Task statement: Please output the records below in full, exactly as given, but without the images.
====
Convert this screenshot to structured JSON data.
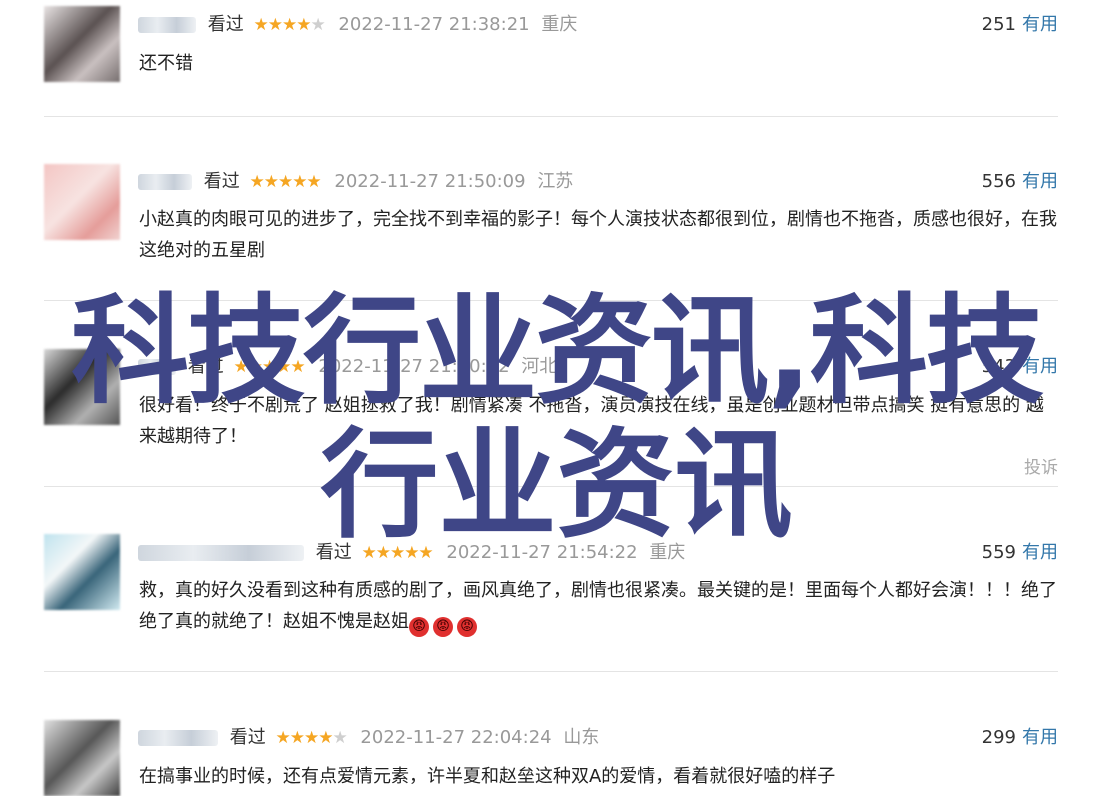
{
  "reviews": [
    {
      "watched": "看过",
      "rating": 4,
      "stars_on": "★★★★",
      "stars_off": "★",
      "time": "2022-11-27 21:38:21",
      "location": "重庆",
      "useful_count": "251",
      "useful_label": "有用",
      "content": "还不错"
    },
    {
      "watched": "看过",
      "rating": 5,
      "stars_on": "★★★★★",
      "stars_off": "",
      "time": "2022-11-27 21:50:09",
      "location": "江苏",
      "useful_count": "556",
      "useful_label": "有用",
      "content": "小赵真的肉眼可见的进步了，完全找不到幸福的影子！每个人演技状态都很到位，剧情也不拖沓，质感也很好，在我这绝对的五星剧"
    },
    {
      "watched": "看过",
      "rating": 5,
      "stars_on": "★★★★★",
      "stars_off": "",
      "time": "2022-11-27 21:50:52",
      "location": "河北",
      "useful_count": "543",
      "useful_label": "有用",
      "content": "很好看！终于不剧荒了 赵姐拯救了我！剧情紧凑 不拖沓，演员演技在线，虽是创业题材但带点搞笑 挺有意思的 越来越期待了！",
      "report_label": "投诉"
    },
    {
      "watched": "看过",
      "rating": 5,
      "stars_on": "★★★★★",
      "stars_off": "",
      "time": "2022-11-27 21:54:22",
      "location": "重庆",
      "useful_count": "559",
      "useful_label": "有用",
      "content": "救，真的好久没看到这种有质感的剧了，画风真绝了，剧情也很紧凑。最关键的是！里面每个人都好会演！！！绝了绝了真的就绝了！赵姐不愧是赵姐",
      "emoji": [
        "😡",
        "😡",
        "😡"
      ]
    },
    {
      "watched": "看过",
      "rating": 4,
      "stars_on": "★★★★",
      "stars_off": "★",
      "time": "2022-11-27 22:04:24",
      "location": "山东",
      "useful_count": "299",
      "useful_label": "有用",
      "content": "在搞事业的时候，还有点爱情元素，许半夏和赵垒这种双A的爱情，看着就很好嗑的样子"
    }
  ],
  "watermark": {
    "line1": "科技行业资讯,科技",
    "line2": "行业资讯"
  },
  "colors": {
    "star": "#f5a623",
    "useful_link": "#3377aa",
    "watermark": "#3f4687",
    "muted": "#999999"
  }
}
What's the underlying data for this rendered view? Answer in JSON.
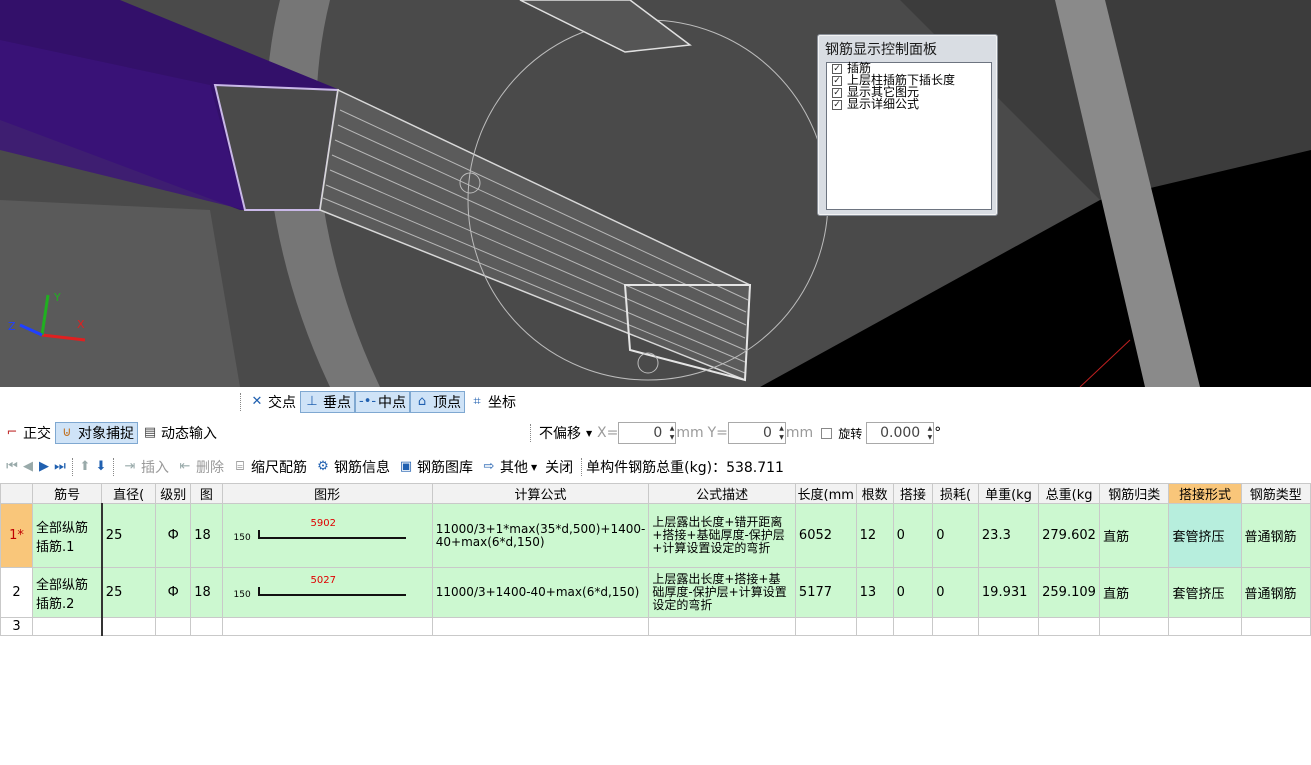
{
  "panel": {
    "title": "钢筋显示控制面板",
    "options": [
      {
        "label": "插筋",
        "checked": true
      },
      {
        "label": "上层柱插筋下插长度",
        "checked": true
      },
      {
        "label": "显示其它图元",
        "checked": true
      },
      {
        "label": "显示详细公式",
        "checked": true
      }
    ]
  },
  "snap_toolbar": {
    "intersection": "交点",
    "perpendicular": "垂点",
    "midpoint": "中点",
    "vertex": "顶点",
    "coordinate": "坐标"
  },
  "status_toolbar": {
    "ortho": "正交",
    "object_snap": "对象捕捉",
    "dynamic_input": "动态输入",
    "offset_mode": "不偏移",
    "x_label": "X=",
    "x_value": "0",
    "y_label": "Y=",
    "y_value": "0",
    "unit": "mm",
    "rotate_label": "旋转",
    "rotate_value": "0.000",
    "degree": "°"
  },
  "grid_toolbar": {
    "insert": "插入",
    "delete": "删除",
    "scale_rebar": "缩尺配筋",
    "rebar_info": "钢筋信息",
    "rebar_library": "钢筋图库",
    "other": "其他",
    "close": "关闭",
    "total_weight": "单构件钢筋总重(kg)：538.711"
  },
  "table": {
    "headers": [
      "筋号",
      "直径(",
      "级别",
      "图",
      "图形",
      "计算公式",
      "公式描述",
      "长度(mm",
      "根数",
      "搭接",
      "损耗(",
      "单重(kg",
      "总重(kg",
      "钢筋归类",
      "搭接形式",
      "钢筋类型"
    ],
    "rows": [
      {
        "num": "1*",
        "name": "全部纵筋插筋.1",
        "diameter": "25",
        "grade": "Ф",
        "figure": "18",
        "shape_side": "150",
        "shape_length": "5902",
        "formula": "11000/3+1*max(35*d,500)+1400-40+max(6*d,150)",
        "description": "上层露出长度+错开距离+搭接+基础厚度-保护层+计算设置设定的弯折",
        "length": "6052",
        "count": "12",
        "lap": "0",
        "loss": "0",
        "unit_weight": "23.3",
        "total_weight": "279.602",
        "category": "直筋",
        "lap_type": "套管挤压",
        "rebar_type": "普通钢筋"
      },
      {
        "num": "2",
        "name": "全部纵筋插筋.2",
        "diameter": "25",
        "grade": "Ф",
        "figure": "18",
        "shape_side": "150",
        "shape_length": "5027",
        "formula": "11000/3+1400-40+max(6*d,150)",
        "description": "上层露出长度+搭接+基础厚度-保护层+计算设置设定的弯折",
        "length": "5177",
        "count": "13",
        "lap": "0",
        "loss": "0",
        "unit_weight": "19.931",
        "total_weight": "259.109",
        "category": "直筋",
        "lap_type": "套管挤压",
        "rebar_type": "普通钢筋"
      },
      {
        "num": "3"
      }
    ]
  }
}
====
Problem solution:
Convert this screenshot to structured JSON data.
{
  "reviews": [
    {
      "watched": "看过",
      "rating": 4,
      "stars_on": "★★★★",
      "stars_off": "★",
      "time": "2022-11-27 21:38:21",
      "location": "重庆",
      "useful_count": "251",
      "useful_label": "有用",
      "content": "还不错"
    },
    {
      "watched": "看过",
      "rating": 5,
      "stars_on": "★★★★★",
      "stars_off": "",
      "time": "2022-11-27 21:50:09",
      "location": "江苏",
      "useful_count": "556",
      "useful_label": "有用",
      "content": "小赵真的肉眼可见的进步了，完全找不到幸福的影子！每个人演技状态都很到位，剧情也不拖沓，质感也很好，在我这绝对的五星剧"
    },
    {
      "watched": "看过",
      "rating": 5,
      "stars_on": "★★★★★",
      "stars_off": "",
      "time": "2022-11-27 21:50:52",
      "location": "河北",
      "useful_count": "543",
      "useful_label": "有用",
      "content": "很好看！终于不剧荒了 赵姐拯救了我！剧情紧凑 不拖沓，演员演技在线，虽是创业题材但带点搞笑 挺有意思的 越来越期待了！",
      "report_label": "投诉"
    },
    {
      "watched": "看过",
      "rating": 5,
      "stars_on": "★★★★★",
      "stars_off": "",
      "time": "2022-11-27 21:54:22",
      "location": "重庆",
      "useful_count": "559",
      "useful_label": "有用",
      "content": "救，真的好久没看到这种有质感的剧了，画风真绝了，剧情也很紧凑。最关键的是！里面每个人都好会演！！！绝了绝了真的就绝了！赵姐不愧是赵姐",
      "emoji": [
        "😡",
        "😡",
        "😡"
      ]
    },
    {
      "watched": "看过",
      "rating": 4,
      "stars_on": "★★★★",
      "stars_off": "★",
      "time": "2022-11-27 22:04:24",
      "location": "山东",
      "useful_count": "299",
      "useful_label": "有用",
      "content": "在搞事业的时候，还有点爱情元素，许半夏和赵垒这种双A的爱情，看着就很好嗑的样子"
    }
  ],
  "watermark": {
    "line1": "科技行业资讯,科技",
    "line2": "行业资讯"
  },
  "colors": {
    "star": "#f5a623",
    "useful_link": "#3377aa",
    "watermark": "#3f4687",
    "muted": "#999999"
  }
}
What's the underlying data for this rendered view? Answer in JSON.
{
  "panel": {
    "title": "钢筋显示控制面板",
    "options": [
      {
        "label": "插筋",
        "checked": true
      },
      {
        "label": "上层柱插筋下插长度",
        "checked": true
      },
      {
        "label": "显示其它图元",
        "checked": true
      },
      {
        "label": "显示详细公式",
        "checked": true
      }
    ]
  },
  "snap_toolbar": {
    "intersection": "交点",
    "perpendicular": "垂点",
    "midpoint": "中点",
    "vertex": "顶点",
    "coordinate": "坐标"
  },
  "status_toolbar": {
    "ortho": "正交",
    "object_snap": "对象捕捉",
    "dynamic_input": "动态输入",
    "offset_mode": "不偏移",
    "x_label": "X=",
    "x_value": "0",
    "y_label": "Y=",
    "y_value": "0",
    "unit": "mm",
    "rotate_label": "旋转",
    "rotate_value": "0.000",
    "degree": "°"
  },
  "grid_toolbar": {
    "insert": "插入",
    "delete": "删除",
    "scale_rebar": "缩尺配筋",
    "rebar_info": "钢筋信息",
    "rebar_library": "钢筋图库",
    "other": "其他",
    "close": "关闭",
    "total_weight": "单构件钢筋总重(kg)：538.711"
  },
  "table": {
    "headers": [
      "筋号",
      "直径(",
      "级别",
      "图",
      "图形",
      "计算公式",
      "公式描述",
      "长度(mm",
      "根数",
      "搭接",
      "损耗(",
      "单重(kg",
      "总重(kg",
      "钢筋归类",
      "搭接形式",
      "钢筋类型"
    ],
    "rows": [
      {
        "num": "1*",
        "name": "全部纵筋插筋.1",
        "diameter": "25",
        "grade": "Ф",
        "figure": "18",
        "shape_side": "150",
        "shape_length": "5902",
        "formula": "11000/3+1*max(35*d,500)+1400-40+max(6*d,150)",
        "description": "上层露出长度+错开距离+搭接+基础厚度-保护层+计算设置设定的弯折",
        "length": "6052",
        "count": "12",
        "lap": "0",
        "loss": "0",
        "unit_weight": "23.3",
        "total_weight": "279.602",
        "category": "直筋",
        "lap_type": "套管挤压",
        "rebar_type": "普通钢筋"
      },
      {
        "num": "2",
        "name": "全部纵筋插筋.2",
        "diameter": "25",
        "grade": "Ф",
        "figure": "18",
        "shape_side": "150",
        "shape_length": "5027",
        "formula": "11000/3+1400-40+max(6*d,150)",
        "description": "上层露出长度+搭接+基础厚度-保护层+计算设置设定的弯折",
        "length": "5177",
        "count": "13",
        "lap": "0",
        "loss": "0",
        "unit_weight": "19.931",
        "total_weight": "259.109",
        "category": "直筋",
        "lap_type": "套管挤压",
        "rebar_type": "普通钢筋"
      },
      {
        "num": "3"
      }
    ]
  }
}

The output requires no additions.